Whenever the word "image" shows up in a line of the data, copy that line.

Start of Information given

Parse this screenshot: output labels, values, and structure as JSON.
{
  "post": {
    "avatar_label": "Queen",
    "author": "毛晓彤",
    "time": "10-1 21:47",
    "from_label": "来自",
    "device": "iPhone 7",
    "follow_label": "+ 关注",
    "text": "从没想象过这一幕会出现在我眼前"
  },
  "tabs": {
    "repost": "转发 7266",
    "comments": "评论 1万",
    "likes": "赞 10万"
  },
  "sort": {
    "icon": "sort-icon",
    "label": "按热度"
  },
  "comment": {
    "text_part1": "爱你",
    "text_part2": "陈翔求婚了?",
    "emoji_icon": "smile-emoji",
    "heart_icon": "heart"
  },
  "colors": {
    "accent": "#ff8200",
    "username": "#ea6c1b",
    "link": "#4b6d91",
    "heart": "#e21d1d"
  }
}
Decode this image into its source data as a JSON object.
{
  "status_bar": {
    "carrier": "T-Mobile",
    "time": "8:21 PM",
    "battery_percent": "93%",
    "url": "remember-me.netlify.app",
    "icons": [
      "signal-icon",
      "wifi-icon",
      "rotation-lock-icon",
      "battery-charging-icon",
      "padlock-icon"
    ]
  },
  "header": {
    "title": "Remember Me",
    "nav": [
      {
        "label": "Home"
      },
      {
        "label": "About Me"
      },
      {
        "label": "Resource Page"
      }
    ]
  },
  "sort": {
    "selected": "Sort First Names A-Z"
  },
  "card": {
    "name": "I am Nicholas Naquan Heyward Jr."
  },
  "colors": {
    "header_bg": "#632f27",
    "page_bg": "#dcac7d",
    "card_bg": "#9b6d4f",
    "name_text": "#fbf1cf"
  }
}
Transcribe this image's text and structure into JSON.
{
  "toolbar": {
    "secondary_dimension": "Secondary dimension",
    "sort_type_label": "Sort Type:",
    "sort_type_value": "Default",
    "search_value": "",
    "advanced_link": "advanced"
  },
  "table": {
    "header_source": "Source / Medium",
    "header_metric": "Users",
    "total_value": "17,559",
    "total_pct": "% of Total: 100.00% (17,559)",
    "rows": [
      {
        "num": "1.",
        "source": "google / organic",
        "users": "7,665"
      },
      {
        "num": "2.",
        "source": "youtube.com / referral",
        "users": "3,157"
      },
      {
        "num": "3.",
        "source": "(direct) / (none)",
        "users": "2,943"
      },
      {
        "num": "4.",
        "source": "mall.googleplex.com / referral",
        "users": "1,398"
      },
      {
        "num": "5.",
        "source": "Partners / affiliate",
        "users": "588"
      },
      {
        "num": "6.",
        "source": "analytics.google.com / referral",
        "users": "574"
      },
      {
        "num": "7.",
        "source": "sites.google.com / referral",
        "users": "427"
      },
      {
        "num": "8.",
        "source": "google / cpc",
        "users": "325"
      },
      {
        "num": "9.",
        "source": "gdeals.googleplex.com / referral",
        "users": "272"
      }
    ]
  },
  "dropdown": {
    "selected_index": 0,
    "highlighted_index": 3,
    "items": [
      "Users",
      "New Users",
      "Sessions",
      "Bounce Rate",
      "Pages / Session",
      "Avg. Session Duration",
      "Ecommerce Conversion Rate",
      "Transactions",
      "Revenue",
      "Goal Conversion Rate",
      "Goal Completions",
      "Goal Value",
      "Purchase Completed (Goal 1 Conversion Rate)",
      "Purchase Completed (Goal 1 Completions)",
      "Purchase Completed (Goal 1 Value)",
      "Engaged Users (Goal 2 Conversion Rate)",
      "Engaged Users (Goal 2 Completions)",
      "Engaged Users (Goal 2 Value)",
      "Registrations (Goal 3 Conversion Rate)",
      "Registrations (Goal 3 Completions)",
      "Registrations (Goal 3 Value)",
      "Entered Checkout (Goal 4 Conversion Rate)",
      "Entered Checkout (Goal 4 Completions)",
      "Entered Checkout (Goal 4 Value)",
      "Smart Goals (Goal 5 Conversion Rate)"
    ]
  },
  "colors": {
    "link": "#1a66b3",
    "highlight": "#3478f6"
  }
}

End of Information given

→ **Task output**
Decode this image into its source data as a JSON object.
Transcribe this image's text and structure into JSON.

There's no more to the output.